The Strait of Hormuz is the latest hotspot related to Iran’s drive to obtain nuclear weapons.
The strait is the major maritime link between the oil-rich Persian Gulf region and the rest of the world. About a fifth of the world’s oil supply passes through the channel every day. Saudi Arabia, Kuwait, Iran, Iraq, and the United Arab Emirates rely on the waterway for their oil exports.
Iran threatened to shut the shipping channel if the United States or Europe tightened economic sanctions in response to its nuclear program. The United States and Europe just did.
The EU has imposed restrictions on cooperation with Iran in foreign trade, financial services, energy sectors, and technologies and banned the provision of insurance and reinsurance by insurers in member states to Iran and Iranian-owned companies. On Jan. 23, the EU imposed an oil embargo on Iran.

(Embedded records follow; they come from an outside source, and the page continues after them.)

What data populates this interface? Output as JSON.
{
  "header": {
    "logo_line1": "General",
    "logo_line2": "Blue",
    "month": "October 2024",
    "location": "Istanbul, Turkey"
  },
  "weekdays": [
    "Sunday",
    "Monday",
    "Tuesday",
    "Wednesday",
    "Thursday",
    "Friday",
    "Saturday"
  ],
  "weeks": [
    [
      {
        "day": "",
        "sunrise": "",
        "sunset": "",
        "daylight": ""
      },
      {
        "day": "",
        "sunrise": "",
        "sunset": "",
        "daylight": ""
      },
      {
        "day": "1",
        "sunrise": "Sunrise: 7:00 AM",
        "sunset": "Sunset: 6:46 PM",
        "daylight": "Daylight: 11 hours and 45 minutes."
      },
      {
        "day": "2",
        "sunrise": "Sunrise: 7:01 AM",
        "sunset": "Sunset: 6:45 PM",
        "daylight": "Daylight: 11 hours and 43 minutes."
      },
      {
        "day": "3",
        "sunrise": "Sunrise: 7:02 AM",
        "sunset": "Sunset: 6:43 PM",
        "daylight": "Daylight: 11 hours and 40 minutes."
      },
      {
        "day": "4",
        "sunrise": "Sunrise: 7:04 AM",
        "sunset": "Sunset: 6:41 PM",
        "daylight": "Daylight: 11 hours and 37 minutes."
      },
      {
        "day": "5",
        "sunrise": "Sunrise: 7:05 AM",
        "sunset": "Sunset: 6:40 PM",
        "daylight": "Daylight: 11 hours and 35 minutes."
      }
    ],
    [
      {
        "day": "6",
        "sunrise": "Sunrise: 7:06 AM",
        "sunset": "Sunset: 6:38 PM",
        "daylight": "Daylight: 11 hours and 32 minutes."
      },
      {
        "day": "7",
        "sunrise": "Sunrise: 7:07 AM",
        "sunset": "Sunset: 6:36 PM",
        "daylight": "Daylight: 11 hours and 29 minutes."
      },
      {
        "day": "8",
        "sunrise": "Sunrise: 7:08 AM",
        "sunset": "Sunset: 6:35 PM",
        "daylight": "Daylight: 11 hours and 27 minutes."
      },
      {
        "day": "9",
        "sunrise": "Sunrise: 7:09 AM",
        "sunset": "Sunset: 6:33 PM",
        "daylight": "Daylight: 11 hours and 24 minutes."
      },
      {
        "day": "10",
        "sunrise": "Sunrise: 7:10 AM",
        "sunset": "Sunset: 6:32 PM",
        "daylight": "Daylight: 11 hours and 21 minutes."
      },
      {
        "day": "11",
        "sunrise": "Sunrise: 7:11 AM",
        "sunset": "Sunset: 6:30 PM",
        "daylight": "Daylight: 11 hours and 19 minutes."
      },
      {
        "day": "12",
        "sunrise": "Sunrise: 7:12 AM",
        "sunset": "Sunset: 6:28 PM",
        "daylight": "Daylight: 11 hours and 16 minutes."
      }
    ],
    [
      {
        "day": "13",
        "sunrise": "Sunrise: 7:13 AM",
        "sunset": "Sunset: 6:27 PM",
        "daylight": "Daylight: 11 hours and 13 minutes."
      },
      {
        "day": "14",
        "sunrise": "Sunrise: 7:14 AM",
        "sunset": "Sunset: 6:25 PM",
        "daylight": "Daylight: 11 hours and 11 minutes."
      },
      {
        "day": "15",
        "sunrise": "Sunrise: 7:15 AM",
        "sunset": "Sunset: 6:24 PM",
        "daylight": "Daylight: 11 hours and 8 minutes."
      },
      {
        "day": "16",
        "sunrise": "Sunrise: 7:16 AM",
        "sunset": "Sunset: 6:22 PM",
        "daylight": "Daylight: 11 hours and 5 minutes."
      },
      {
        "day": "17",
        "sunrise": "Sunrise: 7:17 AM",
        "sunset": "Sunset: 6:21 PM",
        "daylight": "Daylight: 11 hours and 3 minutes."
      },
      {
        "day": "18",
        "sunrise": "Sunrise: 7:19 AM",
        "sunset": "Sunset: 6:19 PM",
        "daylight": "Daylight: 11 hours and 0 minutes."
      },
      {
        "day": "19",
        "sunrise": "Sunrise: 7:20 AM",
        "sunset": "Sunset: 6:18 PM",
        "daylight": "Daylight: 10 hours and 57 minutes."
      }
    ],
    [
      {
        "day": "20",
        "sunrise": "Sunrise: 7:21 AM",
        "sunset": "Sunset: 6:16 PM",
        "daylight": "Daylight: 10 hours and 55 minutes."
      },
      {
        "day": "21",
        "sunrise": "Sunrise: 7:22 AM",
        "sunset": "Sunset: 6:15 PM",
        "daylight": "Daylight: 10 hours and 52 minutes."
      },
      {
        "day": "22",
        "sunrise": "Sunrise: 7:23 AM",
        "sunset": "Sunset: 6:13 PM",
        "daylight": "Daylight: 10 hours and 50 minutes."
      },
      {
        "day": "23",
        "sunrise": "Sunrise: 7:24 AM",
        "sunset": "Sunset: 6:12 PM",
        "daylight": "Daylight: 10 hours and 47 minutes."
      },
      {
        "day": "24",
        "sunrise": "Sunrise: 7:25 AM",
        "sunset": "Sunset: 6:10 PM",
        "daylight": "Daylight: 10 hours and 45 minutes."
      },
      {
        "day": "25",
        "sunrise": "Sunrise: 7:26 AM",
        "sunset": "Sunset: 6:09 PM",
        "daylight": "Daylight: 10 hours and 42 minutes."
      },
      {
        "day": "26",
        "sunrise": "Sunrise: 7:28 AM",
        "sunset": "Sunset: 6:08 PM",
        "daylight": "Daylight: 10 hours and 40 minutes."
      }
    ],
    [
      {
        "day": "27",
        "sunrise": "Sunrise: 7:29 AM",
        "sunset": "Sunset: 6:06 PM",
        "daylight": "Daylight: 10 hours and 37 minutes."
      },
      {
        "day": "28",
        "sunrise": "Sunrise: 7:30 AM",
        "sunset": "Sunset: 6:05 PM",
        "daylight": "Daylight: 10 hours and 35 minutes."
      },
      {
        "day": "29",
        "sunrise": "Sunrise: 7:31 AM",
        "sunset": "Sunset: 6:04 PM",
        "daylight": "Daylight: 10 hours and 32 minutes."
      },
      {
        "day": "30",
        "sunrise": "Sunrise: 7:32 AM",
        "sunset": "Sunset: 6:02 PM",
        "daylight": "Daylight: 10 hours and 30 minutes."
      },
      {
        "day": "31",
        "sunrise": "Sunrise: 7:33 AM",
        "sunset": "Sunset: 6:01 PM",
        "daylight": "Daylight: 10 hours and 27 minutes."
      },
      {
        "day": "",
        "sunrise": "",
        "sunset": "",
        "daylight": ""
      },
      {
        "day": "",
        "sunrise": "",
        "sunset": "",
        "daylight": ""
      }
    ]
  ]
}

The United States has imposed an arms ban and an almost total economic embargo on Iran. This includes sanctions on companies doing business with Iran, a ban on all Iranian-origin imports, sanctions on Iranian financial institutions, and an almost total ban on selling aircraft or repair parts to Iranian aviation companies. Last week, the U.S. sanctioned Iran’s third-largest bank, eliminating one of Iran’s few remaining conduits for trade with the West. This follows the move last month to ban any American dealings with Iran’s central bank.
However, sanctions and embargoes are only as effective as their participants. India, the world’s fourth-largest oil consumer, has announced it will not take steps to cut petroleum imports from Iran despite U.S. and European sanctions.
On Jan. 29, Iran sent conflicting signals to the West, vowing to stop oil exports soon to “some” countries but postponing a parliamentary debate on a proposed halt to crude sales to the EU. Meanwhile, International Atomic Energy Agency inspectors are in Iran once again to determine Iran’s nuclear intentions.
Back in September 2009, Mohamed ElBaradei, then head of the IAEA, said there was no concrete evidence that Iran had an ongoing nuclear weapons program, therefore Iran was not going to produce a nuclear weapon any time soon, and the threat posed by its atomic program was exaggerated.
A year later, under a new director-general, Yukiya Amano, the IAEA issued a report that since 2002, Iran may have been working on research for a nuclear bomb to arm one of its long-range missiles. The report stated that Iran has 4.9 metric tons of low-enriched uranium. According to one think tank, this uranium, if further enriched to weapon grade, is enough to make four nuclear weapons.
Until recently, the world has been rather nonchalant about a nuclear Iran, preferring to believe such a scenario was years away on a continually sliding scale. Only Israel has consistently warned that a nuclear Iran is closer than world powers choose to believe.
Israel’s view has been treated as alarmist because Iran’s threats against the “Little Satan” are deemed existential to Israel. However, the November 2010 IAEA report conferred a degree of legitimacy on Israel’s Cassandra-like warnings. By the way, although her curse was to have her warnings about the fall of Troy not believed, Cassandra was correct.
The latest Israeli warning came from Defense Minister Ehud Barak last week at the World Economic Forum. “It seems to us to be urgent, because the Iranians are deliberately drifting into what we call an immunity zone where practically no surgical operation could block them,” he said.
What now? The international community worries about an Israeli military strike on Iran and fears that such action could lead to a regional war and global economic chaos. Also, some pundits believe, at best, such a strike would only postpone a nuclear Iran by a few years.
Meanwhile, there was some significant military news from the U.S. Apparently, the Pentagon is unsure whether current bunker-buster bombs are sufficient to penetrate hardened Iranian facilities and is looking to develop bombs that can. Furthermore, the U.S. will station a ship in the Strait of Hormuz to act as a minesweeper and a SEAL operations “mother ship.”
It seems military options are increasingly under consideration. According to the cover story in Sunday’s New York Times Magazine by Ronen Bergman, an analyst for Yediot Ahronot, Barak believes, for the first time, the three preconditions for Israel attacking Iran have been met: that Israel has the ability to inflict severe damage on Iran and withstand counterattack, that Israel has the support of the U.S., and that all other possibilities have been exhausted. Bergman concludes Israel will indeed strike Iran in 2012.
If you would like to know more, attend a high-level briefing, “Will Iran Get a Bomb,” sponsored by the Community Relations Committee of MetroWest and Central NJ. The speaker will be Patrick Clawson, director of research and head of the Iran Security Initiative at The Washington Institute for Near East Policy. The briefing, which is free and open to the public, will be held Wednesday, Feb. 8, at 7 p.m. at the Alex Aidekman Family Jewish Community Campus in Whippany.